SAN ANTONIO — Fourteen national leaders of U.S. unions and civic organizations and a member of the Mexican Congress participated in the First International Forum on Immigration here, May 5. It was convened by Jaime Martinez, national treasurer of the League of United Latin American Citizens (LULAC), to analyze problems with and propose solutions to the issue that most strongly impacts the Latino community and workers in this country: immigration.
Rosa Rosales, national LULAC president, called for a just and comprehensive immigration reform that unites families and ends the jailing of “268 minor children of immigrants.” She assailed the wall being expanded along the Mexico-U.S. border as “a shameful thing.”
Likewise, Jose Jacques Medina, who represents the Revolutionary Democratic Party (PRD) in the lower house of the Mexican Congress, expressed the unanimous repudiation by Mexico of the “wall of shame which divides our communities.” Along the U.S.-Mexico border, he said, “no bridge has ever been blown up by any Mexican in the 159 years since the signing of the Treaty of Guadalupe Hidalgo in 1848.” On the contrary, he continued, “the immigrants who cross the border have constructed your bridges for you, your roads; we have built your houses.”

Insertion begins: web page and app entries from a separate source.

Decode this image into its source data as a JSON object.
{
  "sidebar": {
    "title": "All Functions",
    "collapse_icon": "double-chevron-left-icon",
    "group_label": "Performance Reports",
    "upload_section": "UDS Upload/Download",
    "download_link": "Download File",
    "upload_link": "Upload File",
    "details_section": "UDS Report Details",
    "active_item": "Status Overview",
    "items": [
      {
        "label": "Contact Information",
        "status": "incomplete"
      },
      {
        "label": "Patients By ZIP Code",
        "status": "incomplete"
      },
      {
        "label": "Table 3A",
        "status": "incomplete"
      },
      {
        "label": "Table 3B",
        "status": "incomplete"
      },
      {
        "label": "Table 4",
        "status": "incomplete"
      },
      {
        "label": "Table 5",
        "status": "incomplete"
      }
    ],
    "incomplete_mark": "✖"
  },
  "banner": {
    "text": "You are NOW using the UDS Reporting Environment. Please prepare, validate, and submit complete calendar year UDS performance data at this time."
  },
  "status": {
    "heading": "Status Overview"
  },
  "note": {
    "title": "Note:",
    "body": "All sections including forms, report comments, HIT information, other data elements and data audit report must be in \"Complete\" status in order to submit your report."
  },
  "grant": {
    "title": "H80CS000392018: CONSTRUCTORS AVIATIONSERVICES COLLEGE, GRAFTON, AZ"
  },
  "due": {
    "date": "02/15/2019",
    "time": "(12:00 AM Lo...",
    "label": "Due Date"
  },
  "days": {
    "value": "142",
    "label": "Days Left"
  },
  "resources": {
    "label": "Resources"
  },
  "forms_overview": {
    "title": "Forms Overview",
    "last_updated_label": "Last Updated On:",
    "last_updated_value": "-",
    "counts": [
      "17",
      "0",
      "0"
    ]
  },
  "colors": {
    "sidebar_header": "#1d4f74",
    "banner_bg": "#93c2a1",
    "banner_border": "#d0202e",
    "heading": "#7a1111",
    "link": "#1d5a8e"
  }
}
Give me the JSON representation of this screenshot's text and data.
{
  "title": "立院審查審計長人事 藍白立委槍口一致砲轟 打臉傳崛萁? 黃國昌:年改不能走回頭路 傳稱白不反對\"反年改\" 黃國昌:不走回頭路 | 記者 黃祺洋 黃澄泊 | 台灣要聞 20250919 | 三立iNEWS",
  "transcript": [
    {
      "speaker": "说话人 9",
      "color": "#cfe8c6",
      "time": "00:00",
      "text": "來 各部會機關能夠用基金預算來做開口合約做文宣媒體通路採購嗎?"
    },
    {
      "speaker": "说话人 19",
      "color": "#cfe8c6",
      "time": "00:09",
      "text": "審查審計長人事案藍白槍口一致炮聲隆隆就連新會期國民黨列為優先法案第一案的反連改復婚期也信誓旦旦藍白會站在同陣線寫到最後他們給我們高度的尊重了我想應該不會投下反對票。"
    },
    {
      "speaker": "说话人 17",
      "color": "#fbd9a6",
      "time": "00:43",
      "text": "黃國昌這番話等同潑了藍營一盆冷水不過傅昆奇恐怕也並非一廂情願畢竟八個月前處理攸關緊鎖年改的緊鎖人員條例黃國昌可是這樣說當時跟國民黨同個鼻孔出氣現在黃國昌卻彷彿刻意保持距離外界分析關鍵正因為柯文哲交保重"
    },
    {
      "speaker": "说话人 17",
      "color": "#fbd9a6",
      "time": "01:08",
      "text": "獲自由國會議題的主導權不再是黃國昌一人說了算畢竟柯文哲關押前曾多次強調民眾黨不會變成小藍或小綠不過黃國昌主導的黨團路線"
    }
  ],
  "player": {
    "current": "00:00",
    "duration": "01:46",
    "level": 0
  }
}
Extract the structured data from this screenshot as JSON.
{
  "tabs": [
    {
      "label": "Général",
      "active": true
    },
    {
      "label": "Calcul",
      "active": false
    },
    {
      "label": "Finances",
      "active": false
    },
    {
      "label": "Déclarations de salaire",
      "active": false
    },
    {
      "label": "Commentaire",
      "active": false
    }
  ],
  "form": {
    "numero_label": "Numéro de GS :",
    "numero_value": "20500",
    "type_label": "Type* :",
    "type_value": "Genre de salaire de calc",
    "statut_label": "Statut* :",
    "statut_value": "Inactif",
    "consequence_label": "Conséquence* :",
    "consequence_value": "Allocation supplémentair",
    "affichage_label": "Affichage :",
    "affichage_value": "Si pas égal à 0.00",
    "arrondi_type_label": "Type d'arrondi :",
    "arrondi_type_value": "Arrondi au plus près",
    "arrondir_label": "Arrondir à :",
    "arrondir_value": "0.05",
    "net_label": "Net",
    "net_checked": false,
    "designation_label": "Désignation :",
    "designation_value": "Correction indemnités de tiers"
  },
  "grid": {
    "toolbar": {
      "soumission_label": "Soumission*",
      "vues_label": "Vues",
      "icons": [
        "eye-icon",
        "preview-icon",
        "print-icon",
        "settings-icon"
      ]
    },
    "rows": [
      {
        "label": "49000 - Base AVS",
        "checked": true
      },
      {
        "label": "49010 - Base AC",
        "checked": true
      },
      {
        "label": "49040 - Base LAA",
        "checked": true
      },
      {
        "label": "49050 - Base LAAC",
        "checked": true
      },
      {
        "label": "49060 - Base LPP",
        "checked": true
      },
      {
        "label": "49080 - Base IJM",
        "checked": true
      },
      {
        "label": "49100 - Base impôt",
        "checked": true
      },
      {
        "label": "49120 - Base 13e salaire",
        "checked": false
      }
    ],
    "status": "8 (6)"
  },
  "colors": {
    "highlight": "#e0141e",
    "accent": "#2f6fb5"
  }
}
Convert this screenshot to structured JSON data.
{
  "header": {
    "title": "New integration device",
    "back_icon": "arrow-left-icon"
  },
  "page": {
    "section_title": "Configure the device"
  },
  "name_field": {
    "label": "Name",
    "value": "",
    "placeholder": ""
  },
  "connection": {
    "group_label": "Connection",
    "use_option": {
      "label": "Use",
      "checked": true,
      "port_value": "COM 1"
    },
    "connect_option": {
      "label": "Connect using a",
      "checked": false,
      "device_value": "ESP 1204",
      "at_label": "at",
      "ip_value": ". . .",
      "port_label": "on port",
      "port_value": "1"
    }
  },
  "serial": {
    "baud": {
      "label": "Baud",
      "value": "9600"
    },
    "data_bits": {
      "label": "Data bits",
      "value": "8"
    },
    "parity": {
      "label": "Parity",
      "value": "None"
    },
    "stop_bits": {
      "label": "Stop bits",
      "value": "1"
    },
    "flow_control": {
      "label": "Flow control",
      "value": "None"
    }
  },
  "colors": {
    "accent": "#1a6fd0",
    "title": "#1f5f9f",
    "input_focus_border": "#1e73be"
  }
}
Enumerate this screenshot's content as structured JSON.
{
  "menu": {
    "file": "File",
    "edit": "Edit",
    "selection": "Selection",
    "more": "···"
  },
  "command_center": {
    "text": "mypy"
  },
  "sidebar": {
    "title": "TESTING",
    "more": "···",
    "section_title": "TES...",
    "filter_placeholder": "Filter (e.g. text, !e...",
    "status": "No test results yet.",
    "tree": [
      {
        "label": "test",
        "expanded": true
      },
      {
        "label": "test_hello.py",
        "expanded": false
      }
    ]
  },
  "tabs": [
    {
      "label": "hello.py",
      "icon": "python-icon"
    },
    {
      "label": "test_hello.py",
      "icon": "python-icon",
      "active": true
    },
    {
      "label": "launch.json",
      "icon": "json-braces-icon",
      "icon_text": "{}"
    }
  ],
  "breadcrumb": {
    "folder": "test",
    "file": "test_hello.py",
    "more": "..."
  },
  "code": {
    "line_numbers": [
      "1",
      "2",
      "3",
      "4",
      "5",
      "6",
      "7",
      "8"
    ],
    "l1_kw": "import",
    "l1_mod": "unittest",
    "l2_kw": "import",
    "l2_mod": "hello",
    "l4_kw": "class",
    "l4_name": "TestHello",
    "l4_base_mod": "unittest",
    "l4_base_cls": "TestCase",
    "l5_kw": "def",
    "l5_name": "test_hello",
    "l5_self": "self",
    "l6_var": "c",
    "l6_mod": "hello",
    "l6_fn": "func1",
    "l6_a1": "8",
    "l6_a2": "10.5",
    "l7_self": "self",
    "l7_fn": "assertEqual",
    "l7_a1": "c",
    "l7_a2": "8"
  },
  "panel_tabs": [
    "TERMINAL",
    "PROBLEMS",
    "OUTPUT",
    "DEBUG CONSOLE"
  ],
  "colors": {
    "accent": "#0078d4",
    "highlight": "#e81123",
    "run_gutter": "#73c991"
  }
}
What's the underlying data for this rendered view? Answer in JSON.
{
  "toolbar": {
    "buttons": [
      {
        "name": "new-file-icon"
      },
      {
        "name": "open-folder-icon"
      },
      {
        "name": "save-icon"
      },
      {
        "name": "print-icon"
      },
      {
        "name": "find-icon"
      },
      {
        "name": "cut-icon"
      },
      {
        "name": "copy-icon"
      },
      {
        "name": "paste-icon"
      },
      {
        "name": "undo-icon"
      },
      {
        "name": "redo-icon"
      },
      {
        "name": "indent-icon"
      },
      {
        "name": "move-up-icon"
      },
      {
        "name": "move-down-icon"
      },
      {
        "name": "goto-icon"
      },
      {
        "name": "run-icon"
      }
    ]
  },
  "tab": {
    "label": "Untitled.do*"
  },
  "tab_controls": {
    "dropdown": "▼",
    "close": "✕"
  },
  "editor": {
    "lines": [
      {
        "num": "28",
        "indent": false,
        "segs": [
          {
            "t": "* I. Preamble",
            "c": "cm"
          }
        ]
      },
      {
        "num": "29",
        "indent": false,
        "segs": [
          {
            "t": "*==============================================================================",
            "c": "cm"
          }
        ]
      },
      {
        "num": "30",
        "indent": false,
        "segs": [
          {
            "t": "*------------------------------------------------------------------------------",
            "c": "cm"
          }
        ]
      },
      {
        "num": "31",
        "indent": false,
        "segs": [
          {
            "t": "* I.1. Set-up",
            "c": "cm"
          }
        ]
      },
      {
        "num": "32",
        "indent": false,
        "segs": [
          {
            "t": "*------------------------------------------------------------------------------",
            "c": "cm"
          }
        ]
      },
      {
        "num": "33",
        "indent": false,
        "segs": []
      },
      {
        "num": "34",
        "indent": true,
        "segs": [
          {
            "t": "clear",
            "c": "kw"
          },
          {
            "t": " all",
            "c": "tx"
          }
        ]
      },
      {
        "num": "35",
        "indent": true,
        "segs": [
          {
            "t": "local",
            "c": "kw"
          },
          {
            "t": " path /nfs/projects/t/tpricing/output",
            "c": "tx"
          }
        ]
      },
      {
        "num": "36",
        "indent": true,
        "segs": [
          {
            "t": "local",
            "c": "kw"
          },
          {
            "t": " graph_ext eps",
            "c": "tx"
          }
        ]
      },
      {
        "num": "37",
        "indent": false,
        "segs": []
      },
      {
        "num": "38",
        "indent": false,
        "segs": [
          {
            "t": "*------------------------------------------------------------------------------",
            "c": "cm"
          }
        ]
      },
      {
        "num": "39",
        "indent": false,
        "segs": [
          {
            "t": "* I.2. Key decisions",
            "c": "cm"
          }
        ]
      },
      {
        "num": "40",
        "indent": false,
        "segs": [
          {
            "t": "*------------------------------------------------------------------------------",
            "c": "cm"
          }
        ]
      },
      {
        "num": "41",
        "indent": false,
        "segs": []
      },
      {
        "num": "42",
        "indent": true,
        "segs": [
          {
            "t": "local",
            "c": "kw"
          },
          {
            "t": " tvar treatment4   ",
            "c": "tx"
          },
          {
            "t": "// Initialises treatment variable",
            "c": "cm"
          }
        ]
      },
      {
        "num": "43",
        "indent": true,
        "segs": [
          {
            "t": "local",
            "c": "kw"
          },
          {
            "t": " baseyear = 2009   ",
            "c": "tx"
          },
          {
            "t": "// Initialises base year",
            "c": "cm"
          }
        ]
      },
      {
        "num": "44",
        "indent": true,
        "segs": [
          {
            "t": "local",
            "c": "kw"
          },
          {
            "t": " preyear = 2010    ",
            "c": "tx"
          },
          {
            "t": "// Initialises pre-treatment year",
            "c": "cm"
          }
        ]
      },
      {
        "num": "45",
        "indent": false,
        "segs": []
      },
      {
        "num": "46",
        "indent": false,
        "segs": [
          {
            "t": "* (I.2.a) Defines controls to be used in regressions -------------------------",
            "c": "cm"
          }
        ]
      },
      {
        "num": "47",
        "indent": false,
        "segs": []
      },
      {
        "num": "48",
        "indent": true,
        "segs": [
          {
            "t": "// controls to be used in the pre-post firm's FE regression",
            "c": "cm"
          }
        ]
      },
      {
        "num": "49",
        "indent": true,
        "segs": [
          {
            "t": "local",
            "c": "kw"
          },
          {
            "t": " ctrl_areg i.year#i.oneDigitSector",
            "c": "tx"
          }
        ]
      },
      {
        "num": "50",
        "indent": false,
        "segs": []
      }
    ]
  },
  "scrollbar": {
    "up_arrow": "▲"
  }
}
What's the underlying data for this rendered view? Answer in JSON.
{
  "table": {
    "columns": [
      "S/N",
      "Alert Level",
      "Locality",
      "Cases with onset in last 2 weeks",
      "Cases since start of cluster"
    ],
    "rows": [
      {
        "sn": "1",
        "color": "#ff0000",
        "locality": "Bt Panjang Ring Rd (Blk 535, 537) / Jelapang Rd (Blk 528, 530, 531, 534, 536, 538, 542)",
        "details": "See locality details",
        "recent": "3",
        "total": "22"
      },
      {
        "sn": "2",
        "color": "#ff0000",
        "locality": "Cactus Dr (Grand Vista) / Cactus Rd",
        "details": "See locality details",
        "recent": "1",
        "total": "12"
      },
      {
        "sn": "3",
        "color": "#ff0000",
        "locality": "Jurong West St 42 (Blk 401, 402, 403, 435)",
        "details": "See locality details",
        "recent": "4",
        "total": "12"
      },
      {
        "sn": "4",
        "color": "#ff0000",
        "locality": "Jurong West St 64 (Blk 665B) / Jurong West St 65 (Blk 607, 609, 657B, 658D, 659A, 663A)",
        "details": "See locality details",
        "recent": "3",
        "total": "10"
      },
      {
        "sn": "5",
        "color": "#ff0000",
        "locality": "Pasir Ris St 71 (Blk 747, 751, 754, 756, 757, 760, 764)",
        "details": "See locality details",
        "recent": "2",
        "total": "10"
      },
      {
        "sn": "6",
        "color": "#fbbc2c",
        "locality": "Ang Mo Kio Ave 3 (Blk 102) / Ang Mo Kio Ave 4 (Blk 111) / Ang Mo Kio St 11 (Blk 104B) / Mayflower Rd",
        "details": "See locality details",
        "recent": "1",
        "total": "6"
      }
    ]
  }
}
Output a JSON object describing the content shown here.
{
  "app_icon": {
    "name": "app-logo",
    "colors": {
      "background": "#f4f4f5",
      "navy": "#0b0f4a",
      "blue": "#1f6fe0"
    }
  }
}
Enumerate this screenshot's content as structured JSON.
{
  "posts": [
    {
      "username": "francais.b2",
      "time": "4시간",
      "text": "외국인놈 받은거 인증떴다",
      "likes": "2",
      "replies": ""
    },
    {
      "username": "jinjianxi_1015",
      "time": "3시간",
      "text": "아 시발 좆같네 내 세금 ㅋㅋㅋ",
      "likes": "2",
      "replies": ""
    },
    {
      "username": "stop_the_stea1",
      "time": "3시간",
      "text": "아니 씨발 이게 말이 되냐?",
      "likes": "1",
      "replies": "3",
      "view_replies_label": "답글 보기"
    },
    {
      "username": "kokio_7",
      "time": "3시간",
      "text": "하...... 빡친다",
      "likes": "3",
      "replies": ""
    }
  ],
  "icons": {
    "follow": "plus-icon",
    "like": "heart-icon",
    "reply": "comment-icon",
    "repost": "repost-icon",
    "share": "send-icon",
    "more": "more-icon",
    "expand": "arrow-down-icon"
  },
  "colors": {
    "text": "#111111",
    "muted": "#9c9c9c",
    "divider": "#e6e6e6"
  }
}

United Farm Workers President Arturo Rodriguez denounced the exploitation of farm labor, and warned against the “bracero” temporary worker program that is part of President Bush’s immigration reform proposals.
Dr. Gabriela Lemus, executive director of Labor Council on Latin American Advancement (LCLAA), condemned the U.S. Department of Homeland Security’s workplace raids. She deplored the fact that the immigrants detained in such raids are constantly moved to different detention centers, making it almost impossible for their families to see them. Lemus drew attention to the growing political clout of Latinos, noting that they increased their participation in the last elections by 37 percent.
LULAC’s Martinez said immigrant rights groups would soon distribute a card among immigrants informing them what to do in case of a raid. It will instruct immigrants how to speak to immigration agents and provide a national telephone number that could help them to get legal defense.
Emma Lozano of Pueblo sin Fronteras and founder of the United Latino Family organization in Chicago, assailed Immigration and Customs Enforcement (ICE), part of the Department of Homeland Security, for its “campaign of hate against Latinos.” She cited the case of Elvira Arellano, who sought sanctuary in a Chicago church, as an act of civil resistance against deportations. Lozano proposed the creation of a rapid response group to help immigrants in emergencies.
Jesus Romo, an activist in the Border Action Network/Accion Fronteriza in Southern Arizona, called for peaceful protests against the Minutemen vigilantes.
Carlos Arango, executive director of Casa Aztlan in Chicago, describe a recent “military operation” carried out in Chicago by immigration agents in which 125 people were detained. It looked like a “little Baghdad,” he said. He urged pressure on Mexico to get its consulates in the U.S. to defend Mexican citizens effectively.
“The most important thing is unity,” Carlos Marentes, of the Committee for a General Amnesty and Social Justice in Seattle, told the World/Nuestro Mundo. The struggle against the war in Iraq and the struggles of African Americans, Native Americans, women and gays and lesbians are not separate movements, he said, adding that the immigrant rights movement should seek the support of “our natural allies.”
At the end of the forum, participants approved a demand that President Bush declare a moratorium on raids and deportations until immigration reform is achieved. They also agreed to call on the U.S. Congress to guarantee that the money which has accumulated in the Social Security fund from the payments of undocumented immigrant workers be used to pay for their legalization as permanent residents.